Gabrielle Cazeaux: What’s your favorite sandwich?
Bobby Singer: Buffalo Chicken with lettuce, tomato, pickles, and honey mustard.
Gabrielle Cazeaux: Nowadays, stories focused on political injustice, inequality, and exploitation of the working class are becoming more and more common, almost turning into a staple of this era of art. What made you want to write about it?
Bobby Singer: There wasn’t, really. The original idea for Final Gamble was very different from what I ended up writing. Originally, the book had a greater focus on gangs and the criminal underworld.
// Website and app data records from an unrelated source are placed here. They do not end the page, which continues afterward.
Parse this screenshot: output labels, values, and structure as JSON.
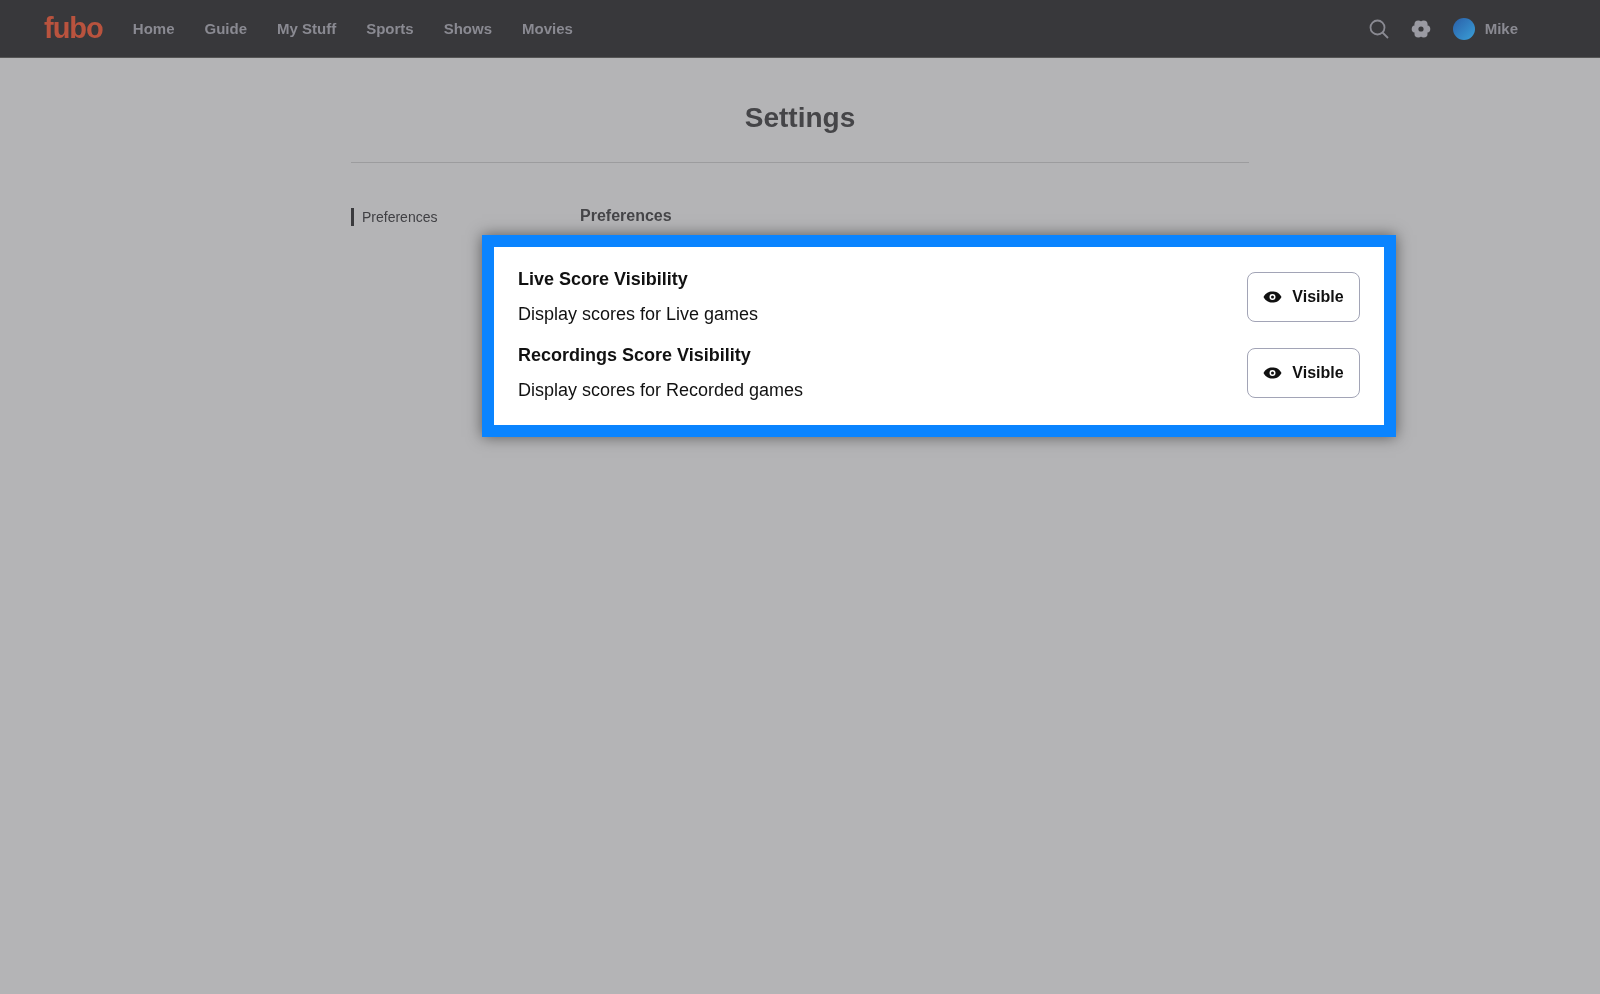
{
  "header": {
    "logo": "fubo",
    "nav": [
      "Home",
      "Guide",
      "My Stuff",
      "Sports",
      "Shows",
      "Movies"
    ],
    "user": {
      "name": "Mike"
    }
  },
  "page": {
    "title": "Settings"
  },
  "sidebar": {
    "items": [
      {
        "label": "Preferences",
        "selected": true
      }
    ]
  },
  "section": {
    "title": "Preferences",
    "settings": [
      {
        "title": "Live Score Visibility",
        "description": "Display scores for Live games",
        "button": "Visible"
      },
      {
        "title": "Recordings Score Visibility",
        "description": "Display scores for Recorded games",
        "button": "Visible"
      }
    ]
  }
}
As I was outlining ideas for future storylines, I came up with the idea of a society of elites who gamble with the lives of others for amusement, and I ended up deciding that that was where the real story and thematic depth was.
Gabrielle Cazeaux: There’s a trans character who’s part of the rich that exploit the lesser classes. Considering the archetypes of characters minorities get to have as representation is severely limited, this feels like an exciting opportunity for writing and reading. How was the process of creating the character, and is there more like that throughout the story?
Bobby Singer: The character in question, Mandy Chalk, was not originally conceived as a trans woman. When I first wrote the scripts for the first six issues, I still identified as non-binary. However, since January of this year, I have come out as a trans woman, and with that, my desire to see better representation for trans women in media has been amplified. So, noting that there wasn’t any trans rep in Final Gamble, I decided I wanted one of the 3 main characters to be trans, and she made the most sense to me as a choice. And yes, all throughout the story it is shown that people of all races and sexualities can be corrupted by wealth.
Gabrielle Cazeaux: Other projects that tackle the fight against the system often fall short, solving things by, for example, putting the blame only onto individuals instead of the system itself, causing it to lack the depth it has in real life. How are you handling this matter?
Bobby Singer: The rich own and control the world. It is made clear early on that the protagonists are on their own because their enemies own every law enforcement organization and government in the world. There is no moral justification for being a billionaire, and this book shows the lack of morals in everyone who has that type of wealth.
Gabrielle Cazeaux: The work you have made until now has been really varied. Did you encounter any changes that you found difficult or maybe exciting with Final Gamble? Were there any similarities with previous work that surprised you?
Bobby Singer: Honestly, there haven’t been any challenges. My team, consisting of Jorge Santiago Jr, Harry Saxon, and Geroge Gant, is incredibly talented and we all work together well. It’s definitely exciting dipping my toe into the thriller and horror genres. And I wouldn’t say I’ve spotted any similarities to my previous work.
Gabrielle Cazeaux: What kind of dynamic do the two protagonists have? What was your process for creating them?
Bobby Singer: Danny and Jasmeet come from different worlds. Danny’s an asshole who’s done whatever he had to to survive for years, while Jasmeet is a kind and respectable guy who was a superstar MMA fighter but lost everything in a moment of weakness. They butt heads right off the bat, but as they’re thrown into life or death situations, they start to bond. I knew from the start that I needed a gambler and a fighter, and as I thought about the kind of relationship I wanted them to have and the experiences I wanted to put them through, their personalities and backgrounds formed.
Gabrielle Cazeaux: How do you use the supernatural elements present in the previews?
Bobby Singer: The Hell in this book created by the elites of the world is one in which those trapped in it have their humanity stripped away and are treated as toys. Clothes and food are luxurious privileges granted only to some, you can lose your life on the whim of an elite, and your suffering is a form of amusement. In essence, it’s an extreme encapsulation of reality.
Gabrielle Cazeaux: On the Kickstarter it says there’s the possibility of continuing the story. Do you already have a mental outline of what you want to do, maybe a script or something similar?
Bobby Singer: Currently, the first six issues are fully written, and I have a written outline for 18 issues. I have ideas for even more than that, but I think we’d need to be a pretty huge success to make that happen. But hey, maybe we will be!